GOAL OF THE EXERCISE
If a line in the entries contains the string "Expert", include that line in your answer.
-- -- --
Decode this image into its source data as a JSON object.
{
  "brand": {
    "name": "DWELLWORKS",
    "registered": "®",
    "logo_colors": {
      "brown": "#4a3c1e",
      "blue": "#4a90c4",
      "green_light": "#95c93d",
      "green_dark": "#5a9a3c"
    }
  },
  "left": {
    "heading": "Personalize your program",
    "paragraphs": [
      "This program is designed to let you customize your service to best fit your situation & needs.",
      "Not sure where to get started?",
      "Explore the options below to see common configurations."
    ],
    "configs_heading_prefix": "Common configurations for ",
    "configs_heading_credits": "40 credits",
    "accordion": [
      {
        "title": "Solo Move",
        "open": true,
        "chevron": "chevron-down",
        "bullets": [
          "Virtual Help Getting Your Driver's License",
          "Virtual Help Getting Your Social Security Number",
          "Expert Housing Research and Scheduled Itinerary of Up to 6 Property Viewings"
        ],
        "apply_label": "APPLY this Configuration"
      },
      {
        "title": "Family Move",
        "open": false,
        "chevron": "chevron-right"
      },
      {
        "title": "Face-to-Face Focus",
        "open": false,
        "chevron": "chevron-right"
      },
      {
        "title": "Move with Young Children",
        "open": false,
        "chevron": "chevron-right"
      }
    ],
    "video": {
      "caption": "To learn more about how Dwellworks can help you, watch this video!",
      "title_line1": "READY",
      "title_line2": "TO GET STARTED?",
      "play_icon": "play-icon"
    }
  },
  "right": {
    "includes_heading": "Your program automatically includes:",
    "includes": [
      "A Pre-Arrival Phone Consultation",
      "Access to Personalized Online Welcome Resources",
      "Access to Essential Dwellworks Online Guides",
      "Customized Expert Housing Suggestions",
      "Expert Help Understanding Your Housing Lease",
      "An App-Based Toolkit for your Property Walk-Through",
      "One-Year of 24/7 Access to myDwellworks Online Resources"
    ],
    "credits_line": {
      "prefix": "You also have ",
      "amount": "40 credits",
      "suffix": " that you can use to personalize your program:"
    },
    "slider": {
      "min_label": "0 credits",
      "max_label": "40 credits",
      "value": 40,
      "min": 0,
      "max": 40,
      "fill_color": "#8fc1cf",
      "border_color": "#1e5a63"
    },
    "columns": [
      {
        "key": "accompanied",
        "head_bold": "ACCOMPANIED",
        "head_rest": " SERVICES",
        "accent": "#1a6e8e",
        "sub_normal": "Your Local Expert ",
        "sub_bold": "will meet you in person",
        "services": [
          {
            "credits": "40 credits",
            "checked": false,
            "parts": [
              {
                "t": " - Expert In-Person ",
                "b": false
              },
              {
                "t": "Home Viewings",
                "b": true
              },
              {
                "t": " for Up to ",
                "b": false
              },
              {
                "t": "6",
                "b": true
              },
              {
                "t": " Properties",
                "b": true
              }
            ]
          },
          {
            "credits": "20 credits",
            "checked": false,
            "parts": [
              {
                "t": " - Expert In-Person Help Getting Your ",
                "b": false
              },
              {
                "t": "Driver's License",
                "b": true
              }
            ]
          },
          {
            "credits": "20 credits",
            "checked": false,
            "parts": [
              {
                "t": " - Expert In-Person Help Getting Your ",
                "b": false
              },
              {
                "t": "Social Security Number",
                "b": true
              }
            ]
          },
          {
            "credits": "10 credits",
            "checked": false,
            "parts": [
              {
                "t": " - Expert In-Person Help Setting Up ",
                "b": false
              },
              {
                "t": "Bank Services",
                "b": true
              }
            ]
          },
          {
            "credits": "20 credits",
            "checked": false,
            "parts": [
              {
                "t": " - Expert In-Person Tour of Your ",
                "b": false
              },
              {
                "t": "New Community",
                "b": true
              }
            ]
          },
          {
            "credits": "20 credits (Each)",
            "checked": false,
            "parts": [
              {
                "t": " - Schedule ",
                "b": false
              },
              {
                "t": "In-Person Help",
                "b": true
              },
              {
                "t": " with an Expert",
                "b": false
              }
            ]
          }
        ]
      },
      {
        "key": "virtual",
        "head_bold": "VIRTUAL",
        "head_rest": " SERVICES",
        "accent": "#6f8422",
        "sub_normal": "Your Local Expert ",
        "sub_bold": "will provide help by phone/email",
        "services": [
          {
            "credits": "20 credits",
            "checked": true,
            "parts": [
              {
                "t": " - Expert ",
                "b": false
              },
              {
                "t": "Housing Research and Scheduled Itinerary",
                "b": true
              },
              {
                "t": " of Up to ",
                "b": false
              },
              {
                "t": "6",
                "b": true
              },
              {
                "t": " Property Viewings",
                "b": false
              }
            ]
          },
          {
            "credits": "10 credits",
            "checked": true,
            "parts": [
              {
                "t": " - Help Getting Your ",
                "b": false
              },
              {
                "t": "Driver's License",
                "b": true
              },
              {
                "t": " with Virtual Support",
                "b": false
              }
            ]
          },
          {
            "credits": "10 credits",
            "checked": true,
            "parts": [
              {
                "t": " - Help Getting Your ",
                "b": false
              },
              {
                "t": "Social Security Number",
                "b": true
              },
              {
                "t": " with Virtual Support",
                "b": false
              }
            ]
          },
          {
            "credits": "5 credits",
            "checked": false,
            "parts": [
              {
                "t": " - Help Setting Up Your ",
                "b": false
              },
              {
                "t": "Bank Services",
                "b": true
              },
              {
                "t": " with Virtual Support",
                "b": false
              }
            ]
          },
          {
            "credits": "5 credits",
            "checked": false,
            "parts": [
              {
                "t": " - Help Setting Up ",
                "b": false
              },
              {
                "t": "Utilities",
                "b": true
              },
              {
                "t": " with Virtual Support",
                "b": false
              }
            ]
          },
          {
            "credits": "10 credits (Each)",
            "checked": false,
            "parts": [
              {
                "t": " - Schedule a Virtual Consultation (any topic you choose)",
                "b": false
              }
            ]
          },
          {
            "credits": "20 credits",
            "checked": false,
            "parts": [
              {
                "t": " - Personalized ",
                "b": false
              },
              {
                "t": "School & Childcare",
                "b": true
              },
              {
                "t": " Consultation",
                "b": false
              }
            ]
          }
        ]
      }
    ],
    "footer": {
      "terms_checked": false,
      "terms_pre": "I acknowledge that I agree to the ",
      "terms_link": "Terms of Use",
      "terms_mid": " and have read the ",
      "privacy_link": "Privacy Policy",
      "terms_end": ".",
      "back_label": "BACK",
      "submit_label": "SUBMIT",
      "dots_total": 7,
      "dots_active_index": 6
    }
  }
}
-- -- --
RESPONSE
          "Expert Housing Research and Scheduled Itinerary of Up to 6 Property Viewings"
      "Customized Expert Housing Suggestions",
      "Expert Help Understanding Your Housing Lease",
        "sub_normal": "Your Local Expert ",
                "t": " - Expert In-Person ",
                "t": " - Expert In-Person Help Getting Your ",
                "t": " - Expert In-Person Help Getting Your ",
                "t": " - Expert In-Person Help Setting Up ",
                "t": " - Expert In-Person Tour of Your ",
                "t": " with an Expert",
        "sub_normal": "Your Local Expert ",
                "t": " - Expert ",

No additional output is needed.